Thanks for a helpful response. I did start looking at some low bay fixtures. Hopefully there are some good options, and maybe some other helpful suggestions from the group here.About the same time a Texas college did a similar study, with similar conclusions. Time is the forgotten factor. 12 hours a day vs 3 hours 3 days a week is almost 10:1
Commercial strips or 'low bay' fixtures are the answer to 'lots of light for low cost'. CCT choices and 80-90 CRI are normal. Gone are the greenish fluorescents and metal halides. A few hundred can get you 20,000 lumens of line voltage dimmable, decent color, large ugly fixtures that will flood all over the place.
A little more familiar would be the Altman worklight. 10,000 lumens, not dimmable, 90CRI and probably under $1000. So 2 Krieos in one.
This starts the rabbit hole of looking at a cutting-edge fixture e.g. the new Source 4. Even with eight semi-broad wavelength emitters, there will be wavelengths missing. I can't think of a stage fixture with a remote phosphor, but they're common for screw-base lamps; those are rather smooth but have a nice blue spike from their emitter.re: I'd get the painters some big ol' scoop lights and your choice of 500w screw base lamps. Incandescent for the painters. Yes.
I don't disagree with the idea of using Scoops or other incandescnt sources (minus your maintenance time to replace bulbs) but I think the modern way of thinking about it is, how is your entire stage lit with the theatrical fixtures. If you are in an all incandscent rig, Scoops are great. A hybrid rig, still probably okay. A 100% LED/moving light rig, you may want work lights that match you source.
A related example from a different department that happened.
From the costume/makeup standpoint the makeup mirrors were all incandescent, but the director was unhappy when they came onto stage because it didn't look right. This was because the entire stage was LED and missing that last bit of incandescent red. The fix in this case was actually to change the makeup mirrors to LED bulbs that match the overall kelvin temp on stage...and it fixed that subtle difference.

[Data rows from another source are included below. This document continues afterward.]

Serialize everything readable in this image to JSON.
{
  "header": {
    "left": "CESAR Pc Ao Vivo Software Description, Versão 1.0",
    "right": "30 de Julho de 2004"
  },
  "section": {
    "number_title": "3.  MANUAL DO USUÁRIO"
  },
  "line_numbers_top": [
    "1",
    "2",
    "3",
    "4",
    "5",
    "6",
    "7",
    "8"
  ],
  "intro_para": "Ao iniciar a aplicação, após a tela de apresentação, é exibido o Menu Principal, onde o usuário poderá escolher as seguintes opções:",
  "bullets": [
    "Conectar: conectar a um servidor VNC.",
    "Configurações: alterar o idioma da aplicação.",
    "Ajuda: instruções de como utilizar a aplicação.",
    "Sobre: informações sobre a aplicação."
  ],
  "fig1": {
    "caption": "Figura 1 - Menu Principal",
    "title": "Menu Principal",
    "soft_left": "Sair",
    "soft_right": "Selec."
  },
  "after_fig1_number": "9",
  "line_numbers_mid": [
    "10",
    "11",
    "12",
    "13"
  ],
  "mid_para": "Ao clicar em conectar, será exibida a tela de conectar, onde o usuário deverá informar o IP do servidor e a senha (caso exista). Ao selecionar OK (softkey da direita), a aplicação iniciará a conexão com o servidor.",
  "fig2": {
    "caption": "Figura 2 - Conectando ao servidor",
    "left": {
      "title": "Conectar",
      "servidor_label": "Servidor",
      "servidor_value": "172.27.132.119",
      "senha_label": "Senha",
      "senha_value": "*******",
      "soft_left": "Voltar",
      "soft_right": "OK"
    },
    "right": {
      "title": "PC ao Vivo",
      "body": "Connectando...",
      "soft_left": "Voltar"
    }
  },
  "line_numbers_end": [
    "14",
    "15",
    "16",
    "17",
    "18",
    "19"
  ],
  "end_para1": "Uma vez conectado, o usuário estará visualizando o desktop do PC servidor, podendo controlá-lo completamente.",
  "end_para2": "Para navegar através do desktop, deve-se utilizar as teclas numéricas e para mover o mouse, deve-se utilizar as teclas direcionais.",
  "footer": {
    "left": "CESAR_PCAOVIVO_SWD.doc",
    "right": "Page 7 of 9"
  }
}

Not remote phosphor, but both the amber and lime emitters used in S4LED are phosphor converted (PC). That's part of why they're so helpful at filling in gaps in the spectrum. It's an interesting trade-off between the selectivity and control that narrow band emitters give you vs. the broader spectral coverage of PC emitters. There's also an output benefit: narrow band amber is an option and would be a useful choice to have in your palette, but the PC version is significantly brighter.